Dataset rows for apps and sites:
• • • • • • •
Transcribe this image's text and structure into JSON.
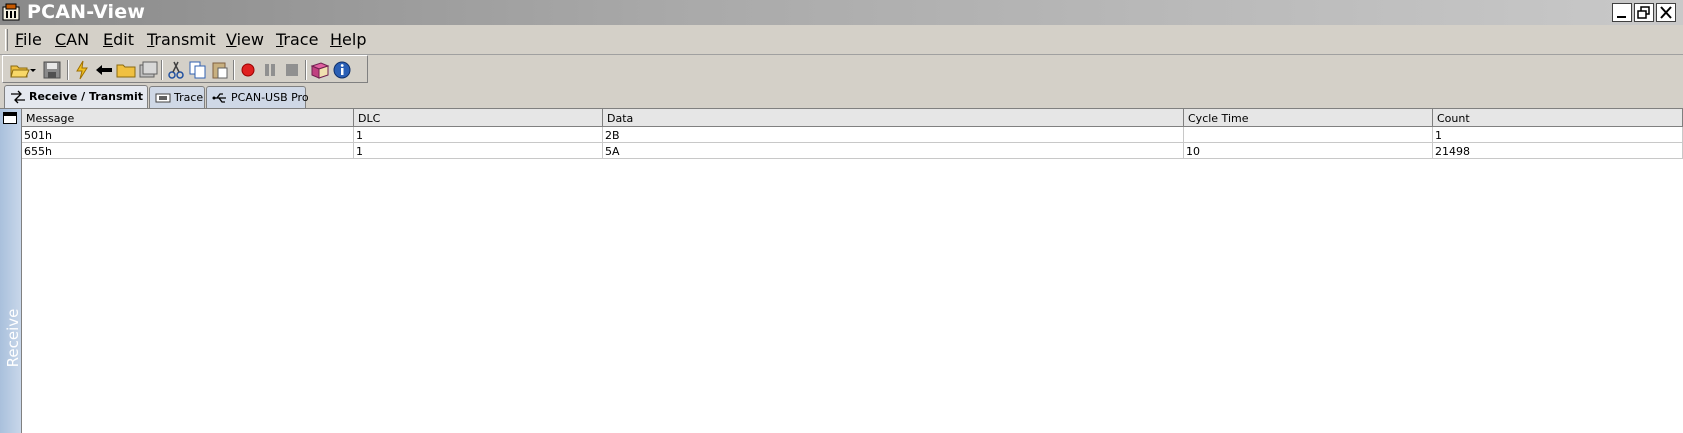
{
  "window": {
    "title": "PCAN-View"
  },
  "menu": {
    "items": [
      {
        "label": "File",
        "key": "F",
        "rest": "ile"
      },
      {
        "label": "CAN",
        "key": "C",
        "rest": "AN"
      },
      {
        "label": "Edit",
        "key": "E",
        "rest": "dit"
      },
      {
        "label": "Transmit",
        "key": "T",
        "rest": "ransmit"
      },
      {
        "label": "View",
        "key": "V",
        "rest": "iew"
      },
      {
        "label": "Trace",
        "key": "T",
        "rest": "race"
      },
      {
        "label": "Help",
        "key": "H",
        "rest": "elp"
      }
    ]
  },
  "toolbar": {
    "icons": [
      "open-folder-icon",
      "save-icon",
      "connect-icon",
      "disconnect-icon",
      "folder-icon",
      "settings-icon",
      "cut-icon",
      "copy-icon",
      "paste-icon",
      "record-icon",
      "pause-icon",
      "stop-icon",
      "book-icon",
      "info-icon"
    ]
  },
  "tabs": [
    {
      "label": "Receive / Transmit",
      "icon": "receive-transmit-icon",
      "active": true
    },
    {
      "label": "Trace",
      "icon": "trace-icon",
      "active": false
    },
    {
      "label": "PCAN-USB Pro",
      "icon": "usb-icon",
      "active": false
    }
  ],
  "side_panel": {
    "label": "Receive"
  },
  "table": {
    "columns": [
      "Message",
      "DLC",
      "Data",
      "Cycle Time",
      "Count"
    ],
    "rows": [
      [
        "501h",
        "1",
        "2B",
        "",
        "1"
      ],
      [
        "655h",
        "1",
        "5A",
        "10",
        "21498"
      ]
    ]
  },
  "colors": {
    "accent": "#a9c0dc",
    "record": "#e02020",
    "info": "#2a5fb5"
  }
}
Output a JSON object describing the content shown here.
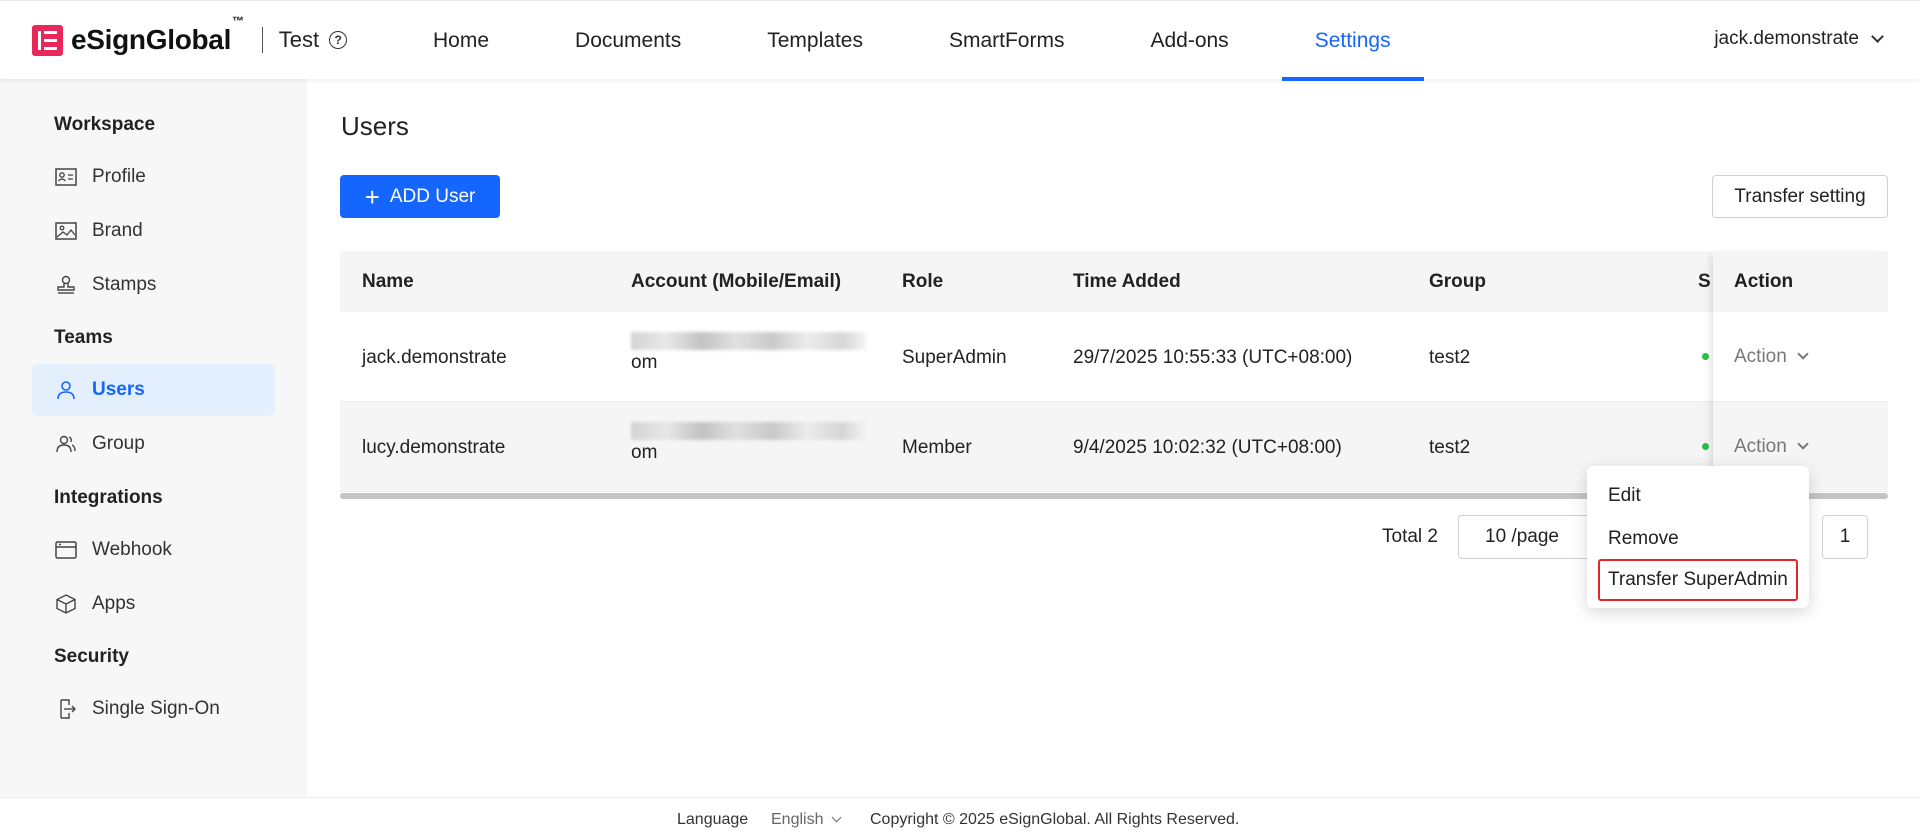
{
  "header": {
    "brand": "eSignGlobal",
    "brand_tm": "™",
    "workspace": "Test",
    "help_glyph": "?",
    "nav": [
      {
        "label": "Home",
        "active": false
      },
      {
        "label": "Documents",
        "active": false
      },
      {
        "label": "Templates",
        "active": false
      },
      {
        "label": "SmartForms",
        "active": false
      },
      {
        "label": "Add-ons",
        "active": false
      },
      {
        "label": "Settings",
        "active": true
      }
    ],
    "user": "jack.demonstrate",
    "accent_color": "#1565ff",
    "logo_color": "#e8285a"
  },
  "sidebar": {
    "sections": [
      {
        "title": "Workspace",
        "items": [
          {
            "label": "Profile",
            "icon": "id-card-icon"
          },
          {
            "label": "Brand",
            "icon": "image-icon"
          },
          {
            "label": "Stamps",
            "icon": "stamp-icon"
          }
        ]
      },
      {
        "title": "Teams",
        "items": [
          {
            "label": "Users",
            "icon": "user-icon",
            "active": true
          },
          {
            "label": "Group",
            "icon": "group-icon"
          }
        ]
      },
      {
        "title": "Integrations",
        "items": [
          {
            "label": "Webhook",
            "icon": "webhook-icon"
          },
          {
            "label": "Apps",
            "icon": "cube-icon"
          }
        ]
      },
      {
        "title": "Security",
        "items": [
          {
            "label": "Single Sign-On",
            "icon": "sso-icon"
          }
        ]
      }
    ]
  },
  "main": {
    "title": "Users",
    "add_button": "ADD User",
    "add_icon": "+",
    "transfer_button": "Transfer setting",
    "table": {
      "columns": [
        "Name",
        "Account (Mobile/Email)",
        "Role",
        "Time Added",
        "Group",
        "S",
        "Action"
      ],
      "rows": [
        {
          "name": "jack.demonstrate",
          "account_suffix": "om",
          "role": "SuperAdmin",
          "time_added": "29/7/2025 10:55:33 (UTC+08:00)",
          "group": "test2",
          "action": "Action"
        },
        {
          "name": "lucy.demonstrate",
          "account_suffix": "om",
          "role": "Member",
          "time_added": "9/4/2025 10:02:32 (UTC+08:00)",
          "group": "test2",
          "action": "Action"
        }
      ]
    },
    "pagination": {
      "total": "Total 2",
      "page_size": "10 /page",
      "current_page": "1"
    },
    "dropdown": {
      "items": [
        "Edit",
        "Remove",
        "Transfer SuperAdmin"
      ],
      "highlight_color": "#e6252a"
    }
  },
  "footer": {
    "language_label": "Language",
    "language_value": "English",
    "copyright": "Copyright © 2025 eSignGlobal. All Rights Reserved."
  }
}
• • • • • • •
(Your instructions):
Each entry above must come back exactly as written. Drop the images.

(Answer section):
Transcribe this image's text and structure into JSON.
{
  "window": {
    "title": "PCAN-View"
  },
  "menu": {
    "items": [
      {
        "label": "File",
        "key": "F",
        "rest": "ile"
      },
      {
        "label": "CAN",
        "key": "C",
        "rest": "AN"
      },
      {
        "label": "Edit",
        "key": "E",
        "rest": "dit"
      },
      {
        "label": "Transmit",
        "key": "T",
        "rest": "ransmit"
      },
      {
        "label": "View",
        "key": "V",
        "rest": "iew"
      },
      {
        "label": "Trace",
        "key": "T",
        "rest": "race"
      },
      {
        "label": "Help",
        "key": "H",
        "rest": "elp"
      }
    ]
  },
  "toolbar": {
    "icons": [
      "open-folder-icon",
      "save-icon",
      "connect-icon",
      "disconnect-icon",
      "folder-icon",
      "settings-icon",
      "cut-icon",
      "copy-icon",
      "paste-icon",
      "record-icon",
      "pause-icon",
      "stop-icon",
      "book-icon",
      "info-icon"
    ]
  },
  "tabs": [
    {
      "label": "Receive / Transmit",
      "icon": "receive-transmit-icon",
      "active": true
    },
    {
      "label": "Trace",
      "icon": "trace-icon",
      "active": false
    },
    {
      "label": "PCAN-USB Pro",
      "icon": "usb-icon",
      "active": false
    }
  ],
  "side_panel": {
    "label": "Receive"
  },
  "table": {
    "columns": [
      "Message",
      "DLC",
      "Data",
      "Cycle Time",
      "Count"
    ],
    "rows": [
      [
        "501h",
        "1",
        "2B",
        "",
        "1"
      ],
      [
        "655h",
        "1",
        "5A",
        "10",
        "21498"
      ]
    ]
  },
  "colors": {
    "accent": "#a9c0dc",
    "record": "#e02020",
    "info": "#2a5fb5"
  }
}
Output a JSON object describing the content shown here.
{
  "header": {
    "brand": "eSignGlobal",
    "brand_tm": "™",
    "workspace": "Test",
    "help_glyph": "?",
    "nav": [
      {
        "label": "Home",
        "active": false
      },
      {
        "label": "Documents",
        "active": false
      },
      {
        "label": "Templates",
        "active": false
      },
      {
        "label": "SmartForms",
        "active": false
      },
      {
        "label": "Add-ons",
        "active": false
      },
      {
        "label": "Settings",
        "active": true
      }
    ],
    "user": "jack.demonstrate",
    "accent_color": "#1565ff",
    "logo_color": "#e8285a"
  },
  "sidebar": {
    "sections": [
      {
        "title": "Workspace",
        "items": [
          {
            "label": "Profile",
            "icon": "id-card-icon"
          },
          {
            "label": "Brand",
            "icon": "image-icon"
          },
          {
            "label": "Stamps",
            "icon": "stamp-icon"
          }
        ]
      },
      {
        "title": "Teams",
        "items": [
          {
            "label": "Users",
            "icon": "user-icon",
            "active": true
          },
          {
            "label": "Group",
            "icon": "group-icon"
          }
        ]
      },
      {
        "title": "Integrations",
        "items": [
          {
            "label": "Webhook",
            "icon": "webhook-icon"
          },
          {
            "label": "Apps",
            "icon": "cube-icon"
          }
        ]
      },
      {
        "title": "Security",
        "items": [
          {
            "label": "Single Sign-On",
            "icon": "sso-icon"
          }
        ]
      }
    ]
  },
  "main": {
    "title": "Users",
    "add_button": "ADD User",
    "add_icon": "+",
    "transfer_button": "Transfer setting",
    "table": {
      "columns": [
        "Name",
        "Account (Mobile/Email)",
        "Role",
        "Time Added",
        "Group",
        "S",
        "Action"
      ],
      "rows": [
        {
          "name": "jack.demonstrate",
          "account_suffix": "om",
          "role": "SuperAdmin",
          "time_added": "29/7/2025 10:55:33 (UTC+08:00)",
          "group": "test2",
          "action": "Action"
        },
        {
          "name": "lucy.demonstrate",
          "account_suffix": "om",
          "role": "Member",
          "time_added": "9/4/2025 10:02:32 (UTC+08:00)",
          "group": "test2",
          "action": "Action"
        }
      ]
    },
    "pagination": {
      "total": "Total 2",
      "page_size": "10 /page",
      "current_page": "1"
    },
    "dropdown": {
      "items": [
        "Edit",
        "Remove",
        "Transfer SuperAdmin"
      ],
      "highlight_color": "#e6252a"
    }
  },
  "footer": {
    "language_label": "Language",
    "language_value": "English",
    "copyright": "Copyright © 2025 eSignGlobal. All Rights Reserved."
  }
}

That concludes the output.